Derrick De Kerckhove spoke of Marshall McLuhan

Derrick De Kerckhove spoke of Marshall McLuhan

McLuhan said that electricity would wipe out identity. Professor Kerckhove said that he argued with him on this point because today we build our identity and publish it instead of having it internalized. This changes the ground of identity and relationships. A new type of unconsciousness exists besides Sigmund Freud’s private and Carl Jung’s collective unconscious: the digital unconsciousness. An example would be Google, which is able to track your patterns of research and show different search results for different people even if they search the same topic. Electricity makes information transparent, such as Wikileaks.

Professor Kerckhove ended his presentation by specifying the important role of the artist in communication and technology. Art is the bridge of psychology and technology over what Professor Kerckhove called the “volcanic gap.” This is the generational gap that is demonstrated by different kinds of music, ways of thinking, style etc. It is the artists that cause this explosion of the volcano that takes over the old norm. At first it terrifies the old generation, but then, like lava, it cools and pacifies it. Artists are able to recognize the importance of the present and are aware of what’s next. This is exactly what Marshall McLuhan did, because he did not have a linear mind, but a critical one that could see the dynamic interrelationship between technology and communication.

Professor Kerckhove then hosted a question and answer session.

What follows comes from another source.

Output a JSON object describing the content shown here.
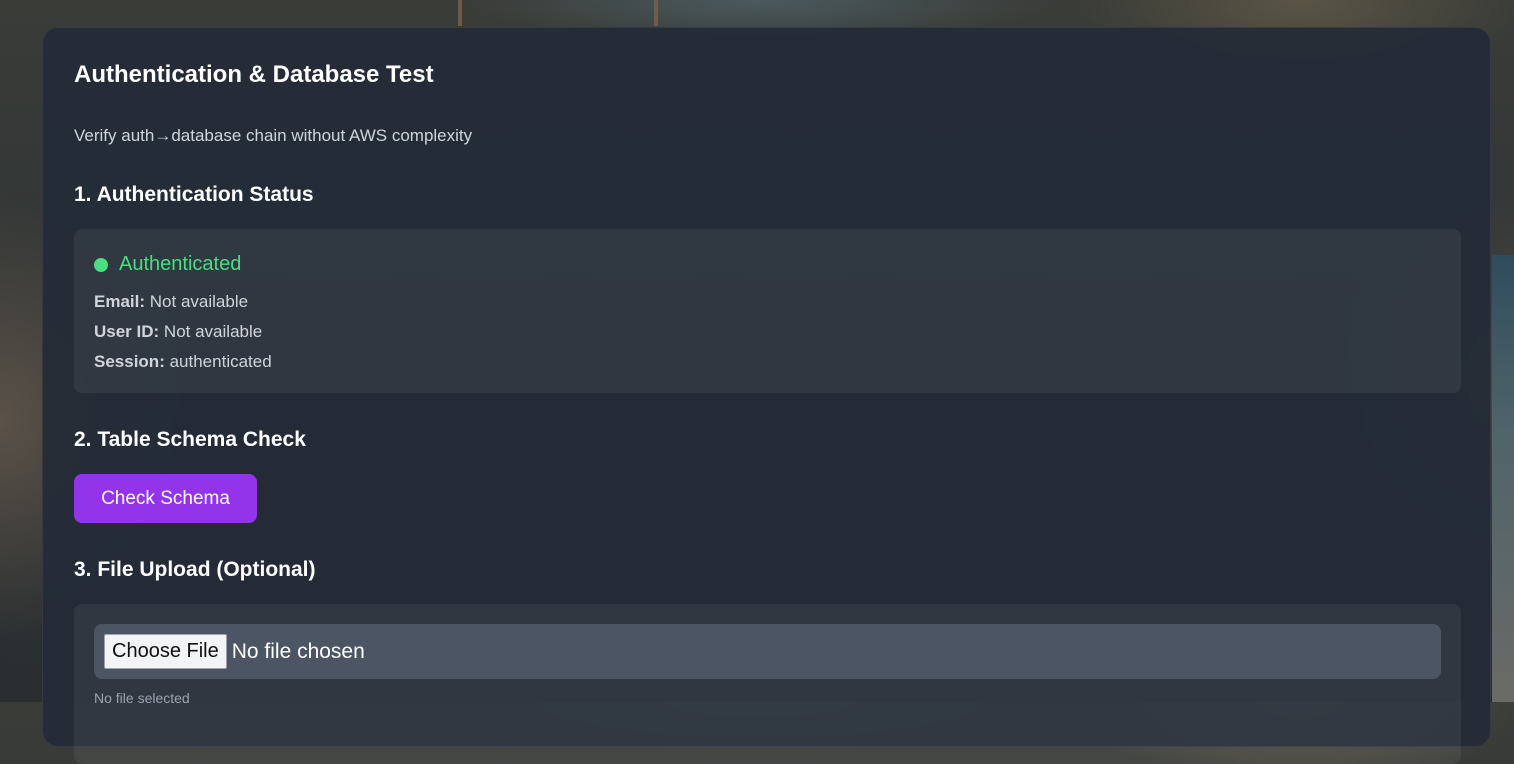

Question: (Before Professor Kerckhove showed a radar heat image of the world). Communications Professor Lopez asked about the earth image as a new psychological experiment and whether it could raise consciousness about sustainability and the environment.

Answer: When man landed on the moon in 1969 and the first image of the earth appeared, man established a greater connection to the world. He quoted Henry James saying, “Consciousness is evolution.” In this way, mankind is progressing from continentalism, to nationalism to a globalized consciousness.

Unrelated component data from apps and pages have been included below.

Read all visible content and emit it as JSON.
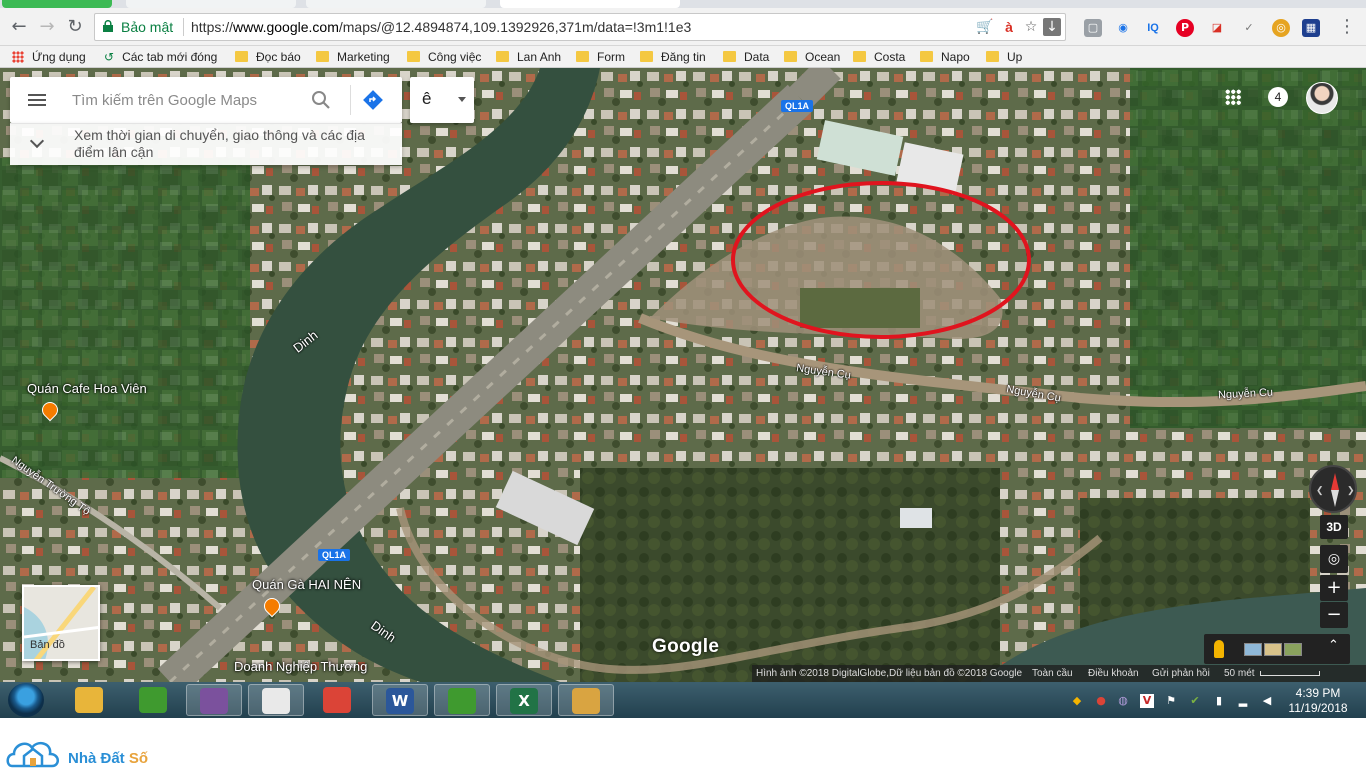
{
  "browser": {
    "address": {
      "secure_label": "Bảo mật",
      "url_prefix": "https://",
      "url_host": "www.google.com",
      "url_path": "/maps/@12.4894874,109.1392926,371m/data=!3m1!1e3",
      "translate_glyph": "à"
    },
    "bookmarks": [
      {
        "label": "Ứng dụng",
        "icon": "apps-icon"
      },
      {
        "label": "Các tab mới đóng",
        "icon": "history-icon"
      },
      {
        "label": "Đọc báo",
        "icon": "folder-icon"
      },
      {
        "label": "Marketing",
        "icon": "folder-icon"
      },
      {
        "label": "Công việc",
        "icon": "folder-icon"
      },
      {
        "label": "Lan Anh",
        "icon": "folder-icon"
      },
      {
        "label": "Form",
        "icon": "folder-icon"
      },
      {
        "label": "Đăng tin",
        "icon": "folder-icon"
      },
      {
        "label": "Data",
        "icon": "folder-icon"
      },
      {
        "label": "Ocean",
        "icon": "folder-icon"
      },
      {
        "label": "Costa",
        "icon": "folder-icon"
      },
      {
        "label": "Napo",
        "icon": "folder-icon"
      },
      {
        "label": "Up",
        "icon": "folder-icon"
      }
    ],
    "extensions": {
      "iq_label": "IQ"
    }
  },
  "maps": {
    "search": {
      "placeholder": "Tìm kiếm trên Google Maps"
    },
    "language_label": "ê",
    "explore_text": "Xem thời gian di chuyển, giao thông và các địa điểm lân cận",
    "notifications_count": "4",
    "labels": {
      "river_1": "Dinh",
      "river_2": "Dinh",
      "cafe": "Quán Cafe Hoa Viên",
      "restaurant": "Quán Gà HAI NÊN",
      "company": "Doanh Nghiệp Thương",
      "road_nguyen_cu_1": "Nguyễn Cụ",
      "road_nguyen_cu_2": "Nguyễn Cụ",
      "road_nguyen_cu_3": "Nguyễn Cụ",
      "road_nguyen_truong_to": "Nguyễn Trường Tộ",
      "shield_1": "QL1A",
      "shield_2": "QL1A"
    },
    "tilt_label": "3D",
    "zoom_in": "+",
    "zoom_out": "−",
    "minimap_label": "Bản đồ",
    "google_logo": "Google",
    "attribution": {
      "imagery": "Hình ảnh ©2018 DigitalGlobe,Dữ liệu bản đồ ©2018 Google",
      "global": "Toàn cầu",
      "terms": "Điều khoản",
      "feedback": "Gửi phản hồi",
      "scale": "50 mét"
    },
    "highlight_color": "#e0141e"
  },
  "taskbar": {
    "apps": [
      {
        "name": "file-explorer-icon",
        "color": "#e8b53a",
        "glyph": ""
      },
      {
        "name": "coccoc-icon",
        "color": "#3f9a2f",
        "glyph": ""
      },
      {
        "name": "viber-icon",
        "color": "#7b519d",
        "glyph": ""
      },
      {
        "name": "notepad-icon",
        "color": "#e9e9e9",
        "glyph": ""
      },
      {
        "name": "chrome-icon",
        "color": "#db4437",
        "glyph": ""
      },
      {
        "name": "word-icon",
        "color": "#2b579a",
        "glyph": "W"
      },
      {
        "name": "coccoc-2-icon",
        "color": "#3f9a2f",
        "glyph": ""
      },
      {
        "name": "excel-icon",
        "color": "#217346",
        "glyph": "X"
      },
      {
        "name": "paint-icon",
        "color": "#d9a441",
        "glyph": ""
      }
    ],
    "clock": {
      "time": "4:39 PM",
      "date": "11/19/2018"
    }
  },
  "footer": {
    "brand_1": "Nhà Đất ",
    "brand_2": "Số"
  }
}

Question: A student asked Professor Kerckhove if Wikipedia would ever be a good academic source.

Answer: Professor Kerckhove politely answered no. Academics are very resistant and are in control of language and information. In some cases Wikipedia can possess a lot of depth, but the information is not verified. Academics would need to establish a new relationship with it based on trust and consensus.

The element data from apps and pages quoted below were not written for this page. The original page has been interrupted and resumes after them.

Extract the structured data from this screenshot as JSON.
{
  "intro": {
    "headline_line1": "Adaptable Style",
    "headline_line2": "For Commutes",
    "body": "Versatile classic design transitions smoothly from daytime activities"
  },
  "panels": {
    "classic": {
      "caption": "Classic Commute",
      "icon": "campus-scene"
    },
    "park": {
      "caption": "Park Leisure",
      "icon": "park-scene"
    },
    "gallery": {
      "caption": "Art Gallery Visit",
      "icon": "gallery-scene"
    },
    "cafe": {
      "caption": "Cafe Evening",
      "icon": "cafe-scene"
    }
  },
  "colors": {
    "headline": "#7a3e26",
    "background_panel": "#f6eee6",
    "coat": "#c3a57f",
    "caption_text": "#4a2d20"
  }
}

Question: John Cabot University professor Michele Infante asked, how is education changing? He sometimes finds it difficult to communicate with his students because they are always electronically connected to a world outside the classroom.

Answer: Professor Kerckhove says you have to keep track of it and adapt to it. From his personal experience in Toronto, he has seen teaching styles evolve, changing from a strict lecture style to the professor becoming more tangible and sociable. With today’s wealth of information readily available, the professor needs to guide the students in the right direction more than ever, but the students are in a position to guide the professor as well. Professor Kerckhove admits that he thinks he has benefited more from his students than the students have benefited from him. Teachers should have students work together in small groups and collaborate. If you multiply minds by minds, each mind becomes more cultivated. This fundamental aspect of sharing is overlooked by many universities and should change.